  • No Red line – Similar to a Hailmary pass in Football, these long passes would keep defensemen on their toes and fans on the edge of their seats.
  • No touch icing – I can’t believe it, but I’m going to have to agree with Don Cherry on this one. Players are getting needlessly injured and it can be stopped.
  • Tag-up offside rule – The current offside rule slows the game down needlessly, there’s no real reason not to make the switch.  


  • No Shootouts – Playoff overtimes might just be the most exciting thing in sports.
  • Top 6 qualify – The top 6 teams from each conference qualify for the playoffs. Each division winner receives a bye into the second round
  • Format – The first round will be a best of 3 series so that the division winners are not sitting around and waiting for a winner for two long. For the remaining 3 rounds it will be in the traditional best of 7 format.

Financial aspect

·        Salary Cap – The main topic of interest in the current lockout, in my NHL the salary cap would be 40 million dollars, enough to allow all teams to compete financially and not so small that teams can’t spend a little money.   

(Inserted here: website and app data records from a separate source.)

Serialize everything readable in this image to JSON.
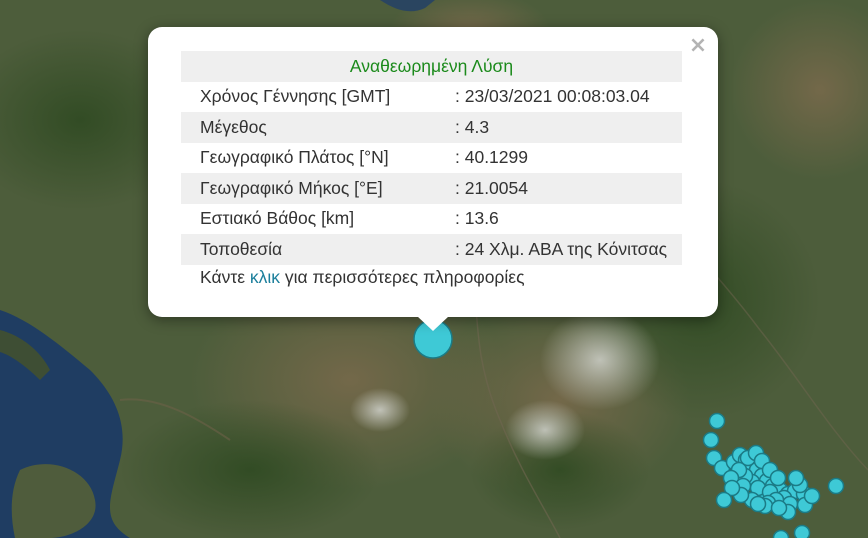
{
  "popup": {
    "title": "Αναθεωρημένη Λύση",
    "close_icon": "close-icon",
    "rows": [
      {
        "label": "Χρόνος Γέννησης [GMT]",
        "value": ": 23/03/2021 00:08:03.04"
      },
      {
        "label": "Μέγεθος",
        "value": ": 4.3"
      },
      {
        "label": "Γεωγραφικό Πλάτος [°N]",
        "value": ": 40.1299"
      },
      {
        "label": "Γεωγραφικό Μήκος [°E]",
        "value": ": 21.0054"
      },
      {
        "label": "Εστιακό Βάθος [km]",
        "value": ": 13.6"
      },
      {
        "label": "Τοποθεσία",
        "value": ": 24 Χλμ. ΑΒΑ της Κόνιτσας"
      }
    ],
    "more_prefix": "Κάντε ",
    "more_link": "κλικ",
    "more_suffix": " για περισσότερες πληροφορίες"
  },
  "map": {
    "marker_color": "#3ec9d6",
    "marker_stroke": "#1b7b86"
  }
}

·        Arbitration – As TSN suggested, allow the owners to take the players to arbitration if they don’t feel the player should be paid as high as he is being paid.

·        Revenue Sharing – To avoid situations like Major League Baseball where only a few teams have money, revenue sharing would allow small market teams like the Winnipegs and Pittsburghs to compete with the Detroits and New Yorks of the league.


The NHL is going to have a lot of work to do to rebuild an already diminishing fanbase in the United States, as well as convince Canadian fans to return to the game they love (I don’t see the latter being that being too much of a problem). Only a couple of franchises that Gary Bettman has introduced in recent years have actually worked out, and that expansion happened much too quickly. It also happened in markets that most could have told you wouldn’t work. My dream NHL has, in my opinion, gotten rid of the markets that don’t care about hockey and added a couple of markets that should have never lost their teams in the first place. The new rules that I have added will help to increase the entertainment level and will hopefully create a newfound interest in the game around the world. Obviously the CBA would have to be a bit more complicated than what I underlined, but those few points would help to ensure parity, much like what the NFL has. Hockey is Canada‘s sport, that will never change, but the NHL needs to find a way to market the game to the U.S. to truly succeed. Right now hockey is a niche sport, it’s popular in a select few markets but overall it is a distant fourth as far as the major sports go, but that doesn’t have to be the case. Having said all this, at this point in the lockout, I would accept any version of the NHL, even the flawed one we left behind.



Do you have any comments on my perfect NHL or would you like to voice your opinion on your version of the perfect NHL? Fill the form below (See link).